* [Required action] Read through the lines below for the string "czatu" and copy each one that has it.

(Stored entries)
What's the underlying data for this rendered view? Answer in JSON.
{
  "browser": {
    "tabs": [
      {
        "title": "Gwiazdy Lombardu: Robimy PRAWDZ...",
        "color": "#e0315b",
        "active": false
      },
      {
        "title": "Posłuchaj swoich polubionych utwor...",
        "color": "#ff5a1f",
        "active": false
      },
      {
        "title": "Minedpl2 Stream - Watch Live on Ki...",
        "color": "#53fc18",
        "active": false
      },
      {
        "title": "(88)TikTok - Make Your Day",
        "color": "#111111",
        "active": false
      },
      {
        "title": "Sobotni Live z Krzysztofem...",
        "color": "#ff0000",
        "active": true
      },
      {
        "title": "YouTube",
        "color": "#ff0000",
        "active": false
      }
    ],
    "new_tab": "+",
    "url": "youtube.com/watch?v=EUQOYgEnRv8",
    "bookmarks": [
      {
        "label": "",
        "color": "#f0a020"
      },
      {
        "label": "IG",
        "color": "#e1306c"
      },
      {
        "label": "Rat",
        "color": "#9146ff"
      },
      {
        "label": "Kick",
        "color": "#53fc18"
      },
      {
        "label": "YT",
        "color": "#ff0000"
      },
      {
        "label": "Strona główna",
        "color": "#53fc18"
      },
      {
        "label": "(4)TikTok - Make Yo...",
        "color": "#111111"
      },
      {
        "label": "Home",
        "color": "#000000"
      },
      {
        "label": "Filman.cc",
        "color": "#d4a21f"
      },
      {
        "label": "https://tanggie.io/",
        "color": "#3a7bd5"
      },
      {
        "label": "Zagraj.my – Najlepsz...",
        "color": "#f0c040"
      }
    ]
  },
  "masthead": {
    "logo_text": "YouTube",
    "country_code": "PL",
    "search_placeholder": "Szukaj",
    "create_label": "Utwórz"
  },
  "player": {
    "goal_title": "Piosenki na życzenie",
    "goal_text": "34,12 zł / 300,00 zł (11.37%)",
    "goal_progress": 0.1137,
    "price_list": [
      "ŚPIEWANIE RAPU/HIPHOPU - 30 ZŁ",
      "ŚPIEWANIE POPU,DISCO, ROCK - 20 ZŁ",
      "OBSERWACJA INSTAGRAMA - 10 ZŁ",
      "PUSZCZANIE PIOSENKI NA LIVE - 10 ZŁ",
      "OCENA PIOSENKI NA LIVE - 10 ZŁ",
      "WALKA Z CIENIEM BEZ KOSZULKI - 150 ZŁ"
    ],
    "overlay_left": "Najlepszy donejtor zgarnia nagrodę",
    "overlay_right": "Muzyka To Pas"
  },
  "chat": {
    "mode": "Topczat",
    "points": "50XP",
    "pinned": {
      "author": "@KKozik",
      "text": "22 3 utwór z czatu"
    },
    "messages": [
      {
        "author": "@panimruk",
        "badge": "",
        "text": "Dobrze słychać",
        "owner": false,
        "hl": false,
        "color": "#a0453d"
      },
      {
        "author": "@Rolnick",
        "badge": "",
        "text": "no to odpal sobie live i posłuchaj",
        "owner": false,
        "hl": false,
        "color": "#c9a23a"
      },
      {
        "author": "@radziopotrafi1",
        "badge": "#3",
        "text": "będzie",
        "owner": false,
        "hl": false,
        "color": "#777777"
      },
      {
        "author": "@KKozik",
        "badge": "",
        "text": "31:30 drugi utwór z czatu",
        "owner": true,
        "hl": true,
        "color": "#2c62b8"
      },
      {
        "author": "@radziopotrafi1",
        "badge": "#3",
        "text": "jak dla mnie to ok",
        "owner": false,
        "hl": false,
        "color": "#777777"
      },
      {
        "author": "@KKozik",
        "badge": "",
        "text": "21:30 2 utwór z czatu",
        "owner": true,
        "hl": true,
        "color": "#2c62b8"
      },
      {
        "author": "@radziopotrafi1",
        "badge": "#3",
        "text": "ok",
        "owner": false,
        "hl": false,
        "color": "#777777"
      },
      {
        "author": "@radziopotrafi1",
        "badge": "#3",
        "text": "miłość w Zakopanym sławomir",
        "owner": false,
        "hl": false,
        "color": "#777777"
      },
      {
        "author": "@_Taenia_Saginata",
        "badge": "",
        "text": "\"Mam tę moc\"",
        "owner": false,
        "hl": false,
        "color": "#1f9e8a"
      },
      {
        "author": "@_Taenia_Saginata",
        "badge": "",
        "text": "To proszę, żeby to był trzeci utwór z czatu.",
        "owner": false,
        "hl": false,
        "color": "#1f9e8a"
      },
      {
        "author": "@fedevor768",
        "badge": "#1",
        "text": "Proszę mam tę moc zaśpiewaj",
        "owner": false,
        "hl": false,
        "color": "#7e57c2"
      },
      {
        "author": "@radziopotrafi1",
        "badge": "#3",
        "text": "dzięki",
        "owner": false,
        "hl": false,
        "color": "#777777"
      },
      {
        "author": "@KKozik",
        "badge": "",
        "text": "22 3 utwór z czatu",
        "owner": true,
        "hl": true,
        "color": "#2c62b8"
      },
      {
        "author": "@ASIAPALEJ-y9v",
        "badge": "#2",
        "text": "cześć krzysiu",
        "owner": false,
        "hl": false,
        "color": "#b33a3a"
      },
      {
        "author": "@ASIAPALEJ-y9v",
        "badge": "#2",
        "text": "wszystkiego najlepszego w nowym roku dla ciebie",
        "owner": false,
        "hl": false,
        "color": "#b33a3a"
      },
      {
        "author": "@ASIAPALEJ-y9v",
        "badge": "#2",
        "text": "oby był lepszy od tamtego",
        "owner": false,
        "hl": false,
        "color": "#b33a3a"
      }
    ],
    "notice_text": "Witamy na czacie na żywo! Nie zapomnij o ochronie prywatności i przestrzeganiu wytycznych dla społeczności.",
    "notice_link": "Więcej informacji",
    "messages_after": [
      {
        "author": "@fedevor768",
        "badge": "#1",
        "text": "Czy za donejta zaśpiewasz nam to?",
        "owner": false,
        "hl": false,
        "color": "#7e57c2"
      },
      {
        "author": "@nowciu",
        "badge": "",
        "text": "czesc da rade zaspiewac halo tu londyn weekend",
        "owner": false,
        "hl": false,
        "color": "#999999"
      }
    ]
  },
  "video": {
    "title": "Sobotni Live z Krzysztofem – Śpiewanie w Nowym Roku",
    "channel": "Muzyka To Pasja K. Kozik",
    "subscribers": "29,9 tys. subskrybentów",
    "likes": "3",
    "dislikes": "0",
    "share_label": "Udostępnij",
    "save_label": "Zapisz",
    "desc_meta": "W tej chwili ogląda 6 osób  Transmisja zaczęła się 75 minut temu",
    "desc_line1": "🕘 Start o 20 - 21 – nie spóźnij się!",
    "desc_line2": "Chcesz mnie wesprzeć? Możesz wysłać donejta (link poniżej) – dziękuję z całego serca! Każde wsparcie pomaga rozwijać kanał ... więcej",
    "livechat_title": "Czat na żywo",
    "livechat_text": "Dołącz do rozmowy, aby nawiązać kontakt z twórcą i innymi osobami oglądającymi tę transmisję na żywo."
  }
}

* [Solution to this exercise]
      "text": "22 3 utwór z czatu"
        "text": "31:30 drugi utwór z czatu",
        "text": "21:30 2 utwór z czatu",
        "text": "To proszę, żeby to był trzeci utwór z czatu.",
        "text": "22 3 utwór z czatu",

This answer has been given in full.